An important result from observations of the pre-CME corona using Yohkoh/SXT is that sigmoidal loop structures are predictors of major eruptions . These sigmoidal structures are, in turn, thought to result from concentrations of magnetic helicity in the corona. CMEs also have a strong correlation with the cooler eruptive prominences that are often embedded at the base of streamers. Through it's different EUV-filters, EIT has been able to observe both these sigmoidal loop structures (coronal bandpasses) as well as the eruptive prominences (He II transition region bandpass). Observations revealed that the initiation of a CME is evident on both very small and very large spatial scales. A typical CME well-observed with the EIT shows the rapid eruption of a portion of cool prominence material accompanied by a small brightening observable as a weak X-ray flare. Running difference EIT movies frequently display the classical 3-part CME structure: a bright frontal loop surrounding a dark cavity containing a bright core .
Using advanced image recognition methods , we propose to make a systematic scanning, of the complete EIT and LASCO archives. This will result in a catalogue of all CME related events (streamers, prominences, sigmoidal loop structures, ...) that occurred since the last solar minimum. From these catalogues we can then extract statistically `typical' CME initiation scenarios.
MHD simulations of CME initiation will be performed based on the parameters and configurations derived from these typical CME initiation scenarios. The self-similar solutions of coronal transients with magnetic structures , used as starting point, will be tuned to fit the observed parameter values. The perturbations of the boundary conditions (shearing and flux emergence/cancellation) will be chosen consistent with numerically obtained solar wind solutions with partially closed magnetic fields .
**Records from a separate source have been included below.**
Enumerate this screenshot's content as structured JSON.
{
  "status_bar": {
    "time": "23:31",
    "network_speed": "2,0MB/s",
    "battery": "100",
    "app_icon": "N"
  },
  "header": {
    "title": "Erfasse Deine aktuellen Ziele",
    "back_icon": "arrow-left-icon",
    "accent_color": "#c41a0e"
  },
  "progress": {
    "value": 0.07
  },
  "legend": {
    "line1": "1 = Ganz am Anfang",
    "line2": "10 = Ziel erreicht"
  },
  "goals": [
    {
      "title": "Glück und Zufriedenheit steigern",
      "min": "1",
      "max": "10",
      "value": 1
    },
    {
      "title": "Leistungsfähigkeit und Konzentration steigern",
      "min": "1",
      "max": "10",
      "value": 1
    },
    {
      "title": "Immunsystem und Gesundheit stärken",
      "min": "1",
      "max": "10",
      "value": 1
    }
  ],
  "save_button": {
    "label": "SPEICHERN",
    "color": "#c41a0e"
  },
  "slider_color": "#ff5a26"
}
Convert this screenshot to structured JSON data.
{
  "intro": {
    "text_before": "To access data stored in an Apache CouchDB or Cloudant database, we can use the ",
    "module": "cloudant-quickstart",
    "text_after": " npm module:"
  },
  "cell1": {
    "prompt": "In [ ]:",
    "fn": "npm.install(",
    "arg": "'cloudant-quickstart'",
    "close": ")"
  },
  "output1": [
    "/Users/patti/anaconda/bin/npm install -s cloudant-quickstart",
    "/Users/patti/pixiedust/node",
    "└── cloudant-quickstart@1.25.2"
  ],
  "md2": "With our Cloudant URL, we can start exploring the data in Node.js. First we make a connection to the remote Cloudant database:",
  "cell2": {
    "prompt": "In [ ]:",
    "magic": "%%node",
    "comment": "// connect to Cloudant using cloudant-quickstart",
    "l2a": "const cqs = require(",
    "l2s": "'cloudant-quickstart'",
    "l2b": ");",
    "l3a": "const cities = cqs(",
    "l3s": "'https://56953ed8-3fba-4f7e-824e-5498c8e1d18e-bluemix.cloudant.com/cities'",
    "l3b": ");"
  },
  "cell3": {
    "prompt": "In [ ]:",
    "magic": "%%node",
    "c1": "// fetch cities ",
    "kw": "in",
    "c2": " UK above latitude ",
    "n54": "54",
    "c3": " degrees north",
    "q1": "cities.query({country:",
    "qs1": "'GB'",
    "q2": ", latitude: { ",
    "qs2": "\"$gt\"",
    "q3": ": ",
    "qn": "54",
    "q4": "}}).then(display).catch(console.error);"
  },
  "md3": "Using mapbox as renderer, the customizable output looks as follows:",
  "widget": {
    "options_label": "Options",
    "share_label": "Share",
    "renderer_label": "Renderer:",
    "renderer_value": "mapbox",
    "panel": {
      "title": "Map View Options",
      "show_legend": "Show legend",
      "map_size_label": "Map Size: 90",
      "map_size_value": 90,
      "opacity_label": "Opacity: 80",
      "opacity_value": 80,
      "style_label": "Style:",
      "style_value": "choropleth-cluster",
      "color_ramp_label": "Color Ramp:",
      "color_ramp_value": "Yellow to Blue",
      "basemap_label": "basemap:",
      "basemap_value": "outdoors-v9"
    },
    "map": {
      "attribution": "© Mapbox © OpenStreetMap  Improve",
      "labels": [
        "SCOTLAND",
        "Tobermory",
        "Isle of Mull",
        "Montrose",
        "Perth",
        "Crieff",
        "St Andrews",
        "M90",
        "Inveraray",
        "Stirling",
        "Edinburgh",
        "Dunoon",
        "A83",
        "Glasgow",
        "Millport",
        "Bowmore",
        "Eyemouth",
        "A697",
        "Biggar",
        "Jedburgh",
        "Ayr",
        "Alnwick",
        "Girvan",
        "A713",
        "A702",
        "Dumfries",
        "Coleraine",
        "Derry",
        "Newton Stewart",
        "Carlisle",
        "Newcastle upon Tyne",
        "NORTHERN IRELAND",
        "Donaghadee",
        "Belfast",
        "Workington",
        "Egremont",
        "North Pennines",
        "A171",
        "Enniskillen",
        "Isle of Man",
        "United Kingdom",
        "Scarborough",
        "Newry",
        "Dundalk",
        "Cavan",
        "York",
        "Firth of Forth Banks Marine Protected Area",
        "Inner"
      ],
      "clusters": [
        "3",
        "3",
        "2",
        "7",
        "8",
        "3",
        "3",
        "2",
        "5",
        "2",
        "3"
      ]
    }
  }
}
Changes in the pre-CME magnetic configuration are an important aspect of the CME eruption process. Feynman and Martin  have demonstrated the role of newly emerging magnetic flux in the initiation of eruptive prominences. >From a modeling approach, magnetic helicity is almost conserved. The corona gets rid of the helicity injected by the convection zone only by ejecting part of the magnetic field. The Aly-Sturrock conjecture implies that a closed magnetic field has less energy than the equivalent fully open field, with the same photospheric boundary condition. It is however possible to open the field partially or to eject a twisted flux-rope keeping the energy of the field below the open field limit. The Meudon group is developing extrapolation codes using longitudinal magnetic field measurements (magnetograms of SOHO/MDI with a cadence of 96 min) . This group also studies the 3D topology of active regions to understand which locations have high probability of flare occurrence. The codes allow to draw the quasi-separatrix surfaces and find the separators (equivalent to the X reconnection point in 2D model). During observation campaigns, this theoretical tool is used to define the targets. It is proposed to develop a data base of these codes which could be used to forecast the location of CMEs.
After initiation, CMEs continue to have a profound effect on the solar atmosphere. Common signatures seen by EIT include the rapid motion of wispy coronal features, footpoint dimming , and coronal EIT waves  propagating across the solar disk at speeds of 200-300 km/s. Observations by LASCO show that the slow swelling of a helmet streamer (the ‘bugle’ pattern) is often a precursor, by several hours, of a CME eruption. After initiation of the CME, LASCO C1 coronagraph images suggest that strong structural changes occur within the 1.1 to 3 range . There is a large variation in time-height profiles of CMEs. LASCO observes acceleration as high as m/s2 and speeds as high as 2000 km/s.
In this project we will develop software tools that take the EIT/LASCO instrument characteristics as input, and calculate from the numerical simulations `artificial observations'. This will allow to close the circle back from simulations to observations, and check if the simulations reproduce observed signatures such as the footpoint dimming and the coronal EIT waves, and observed time-height profiles of CMEs.